Written by Chris Thomas — When Joe Henderson is introduced to the deep web by his friend, Billy, he has no idea of the mess it will get him in. Joe quickly becomes entranced and his eye is caught by one website in particular. The Red Room is where the Brotherhood of the Righteous mete out their own vigilante justice to criminals when they judge the system has been weak. It’s pay-per-view and the audience bid to ask questions and then, ultimately, they get to specify how the criminal is executed.
To get access to the deep web Joe connects using a special browser that should disguise his identity. The deep web might be mostly tedious company intranets and scientific databanks but there is a specialised corner known as the dark web. It is an area of the internet where lawlessness can thrive. Joe has to pay using the online currency Bitcoin to get access and then watches in morbid fascination as the Red Room show starts. We watch Joe as he falls into deeper trouble and he finds himself beholden to the Brotherhood. They quickly, and perhaps a little improbably, pull him in, raising the stakes and ramping up the conflict.
We also get several other perspectives in the story. We follow the Brotherhood of the Righteous as they plan, execute, and cloak their activities. We meet Pete Harris, a policeman working for the Metropolitan Police Cyber Crime Unit.
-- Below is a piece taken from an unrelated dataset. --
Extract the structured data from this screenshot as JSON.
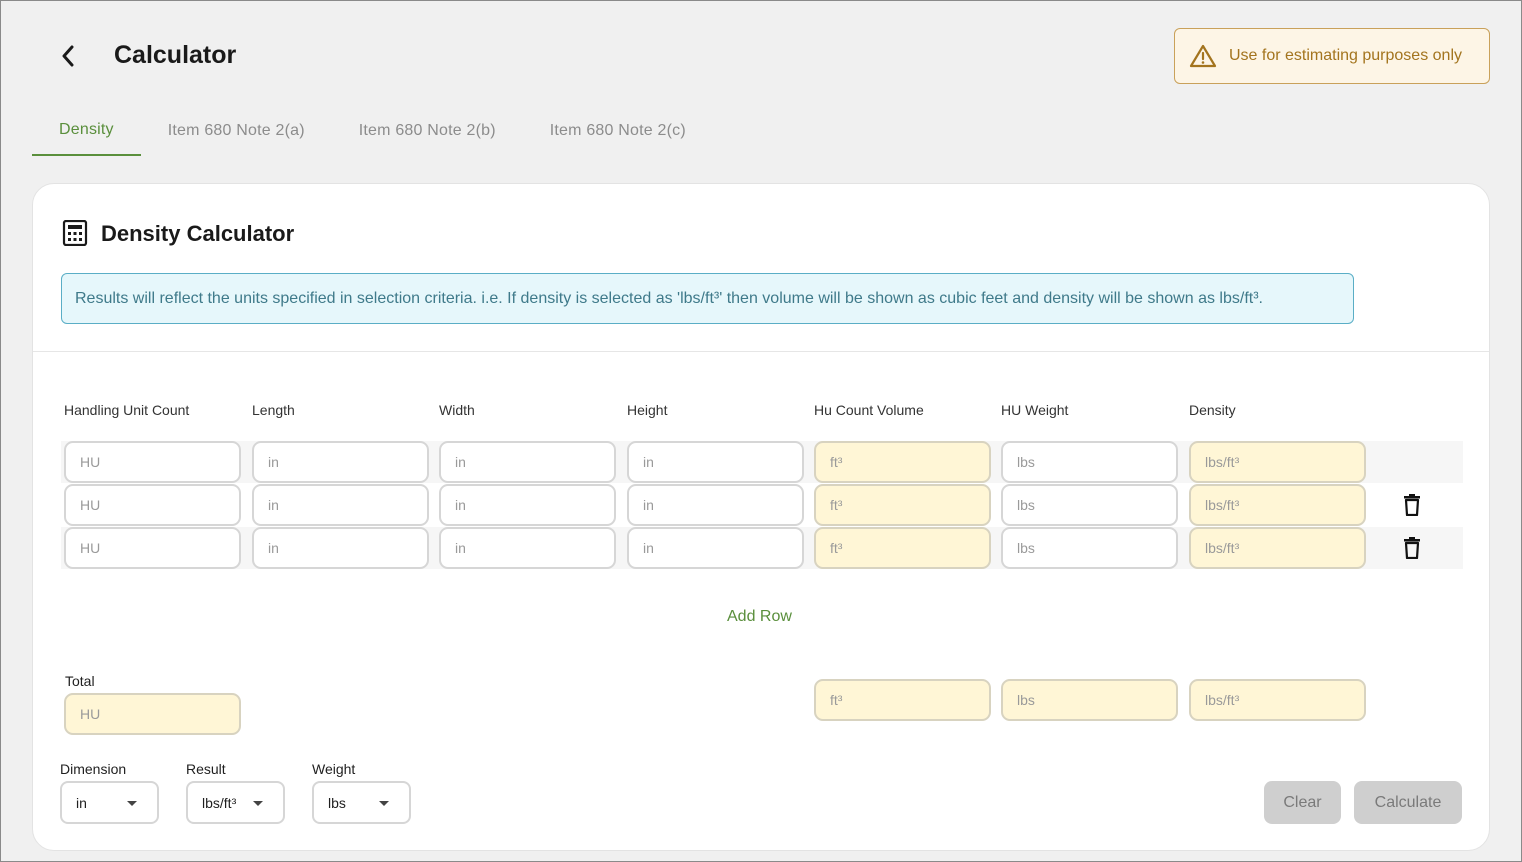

He is a single parent and he has a nose for sniffing out cyber criminals and he is soon tracking down the Brotherhood. We also catch the perspective of Daisy, a young woman trafficked into the sex industry by the malignant abuser Saeed Anwar.
The Brotherhood of the Righteous is well named. They regard their activities as completely justified because they torture and murder people who have been guilty of some abhorrent crimes, including child assault and murder. They are led by Alistair Goodfellow, a tech millionaire, and well-named to highlight the moral ambiguity in this book. The money the Brotherhood raises from the shows is considerable. Chancers just trying to get rich? Not a bit of it. The moral lines are smudged further as Goodfellow gives his share of the profits, hundreds of thousands of pounds, to a local children’s hospice.
This book has a very British quality with an underlying normality to the exchanges between all the individuals. Occasionally there is just the occasional lurch into exposition but Thomas has a good ear and the dialogue feels genuine. This then sits in stark, and highly effective, juxtaposition to the scenes of torture with everyday matey banter deepening the sense of the macabre.
There are a lot of characters in this book. Joe, while central at the start, does not hold his ground as lead protagonist throughout. That means there isn’t one person or one group for us to root for, to care about and pull us through the story. It is not Harris and the police, or Daisy, or Alastair and the Brotherhood of the Righteous. Just about the only character who isn’t shaded in grey is Saeed Anwar and, ironically, he ends up rather one-dimensional. This complexity is admirable but it does leave us slightly adrift amongst the characters and I was left wondering who I cared about.
In many ways that doesn’t matter, you’ll find your own favourite amongst the cast. It might also be that Thomas is setting these characters up for future books in the series. Either way, this one rattles along at a good pace. The dark web is proving fertile ground for crime fiction and this a worthy addition to that sub-genre.
CFL Rating: 4 Stars